By Lauren Wise
By New Times
By Amanda Savage
By Jason P. Woodbury
By Troy Farah
By New Times
By Derek Askey
Although the recording process for their debut was certainly steeped in a raw punk aesthetic, the Meat Puppets themselves were never that close to, or fond of, the narrow conventions of early-'80s American punk.
"Part of the problem was that we used to buy a lot of punk-rock records and they were pretty good, and then we had the occasion to see these bands up close and in person, and then we came to realize that a lot of what we liked about the bands was in our own heads and in our own imaginations." Laughing, Bostrom adds, "For the most part, these people were far too ordinary for our tastes. I mean, we were up to the challenge of living the legend."
"We had been music fans forever," Bostrom says. "I mean, we were playing music before punk rock came about. So for us it was almost a more formal thing.
"I was very pop oriented, Cris and Curt were much less so. Curt was kind of a guitar-head and Cris was more of a jazz-head. And so we functioned on more of a formal level. We didn't get into music to impress girls or be part of a movement. We were using pop to express what was in ourselves musically. And it wasn't something that happened overnight."
The band members' diverse musical tastes explain the creative schizophrenia that permeates their earliest material. "Even on the first album, it was a blender," Bostrom says. "It was taking that two-minute format and shoving all this stuff into it, and obviously we were trying to push the boundaries so much that it failed. We really couldn't get it on tape properly because it was so wild. It was so hit or miss--it was just very experimental."
Among the reissues, Meat Puppets I benefits the most from the repackaging and the bonus tracks. While the first album has often been viewed as the one to avoid within the band's discography, the inclusion of the previously unreleased studio material and demo tracks makes it an important document of the band's history. The influence of straightahead punk as well as the Puppets' seemingly incongruous taste for '70s art-rock are literally jammed into a series of rough-sounding originals. While the result may not be as satisfying as their later work, these recordings offer a glimpse of triumphs that would follow on the band's next two records.
After releasing its debut EP, the group was sought out by Black Flag guitarist and SST founder Greg Ginn, who offered the band a recording contract.
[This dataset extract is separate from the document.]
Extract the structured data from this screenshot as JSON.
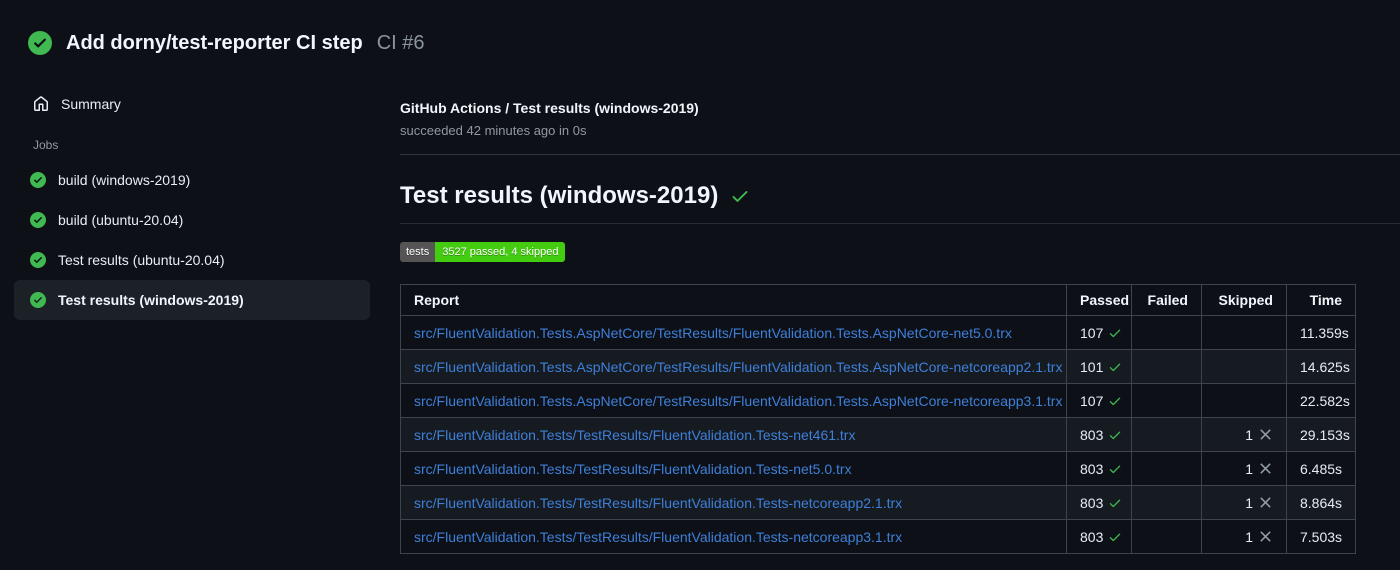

The Puppets soon found themselves at ground zero of what would be the explosion of the West Coast punk/hard-core scene. It was a position they would soon become uncomfortable with.
"The thing that attracted us to punk rock in the first place was the capacity to upset people. It wasn't really a musical thing. I mean, we'd get onstage and just pound as hard as we could and just thrash. It wasn't until we started attracting people we didn't care for--playing Black Flag shows and having kids spit on us and throw stuff."
Looking back, it's almost comical to think of how out of place the Puppets must have seemed in the midst of that particular scene. With their long hair, affinity for lengthy jamming and generally stoned demeanor, they were in many ways the antithesis of militant and dogmatic punk bands like Bad Religion and the Minutemen.
The desire to alienate members of the punk movement was only one of the factors that helped shape their unique sound. And while the Puppets were the object of scorn within certain quarters of the hard-core community, the encouragement the group received from the more discerning members of the audience served as a validation to push them further along their already iconoclastic path.
"Where [the Kirkwoods] were coming from, being 'an artist' was not as acceptable as it was in my family," says Bostrom. "So it wasn't until Curt got the initial encouragement, and people started saying 'you're good,' and 'you can amount to something,' that he took off. Those guys had somewhat of a hard childhood, where they weren't being told they were worth a shit. Whereas I was always being told I could own the world by my family. I mean, their succession of stepfathers was somewhat more roughhewn."
The band's next two album's, Meat Puppets II and Up on the Sun, reflect the exponential progression the band made during this period, and both records stand as watersheds in the development of the indie movement. While the lyrics on the group's debut were mainly a reflection of Bostrom's skewed sense of humor, the new songs found Curt exploring a wider range of issues--including the deeper themes of spirituality, alienation and discovery.
The lyrics on both records have a highly surreal quality, which was clearly enhanced by the copious amounts of hallucinogens the band was consuming at the time.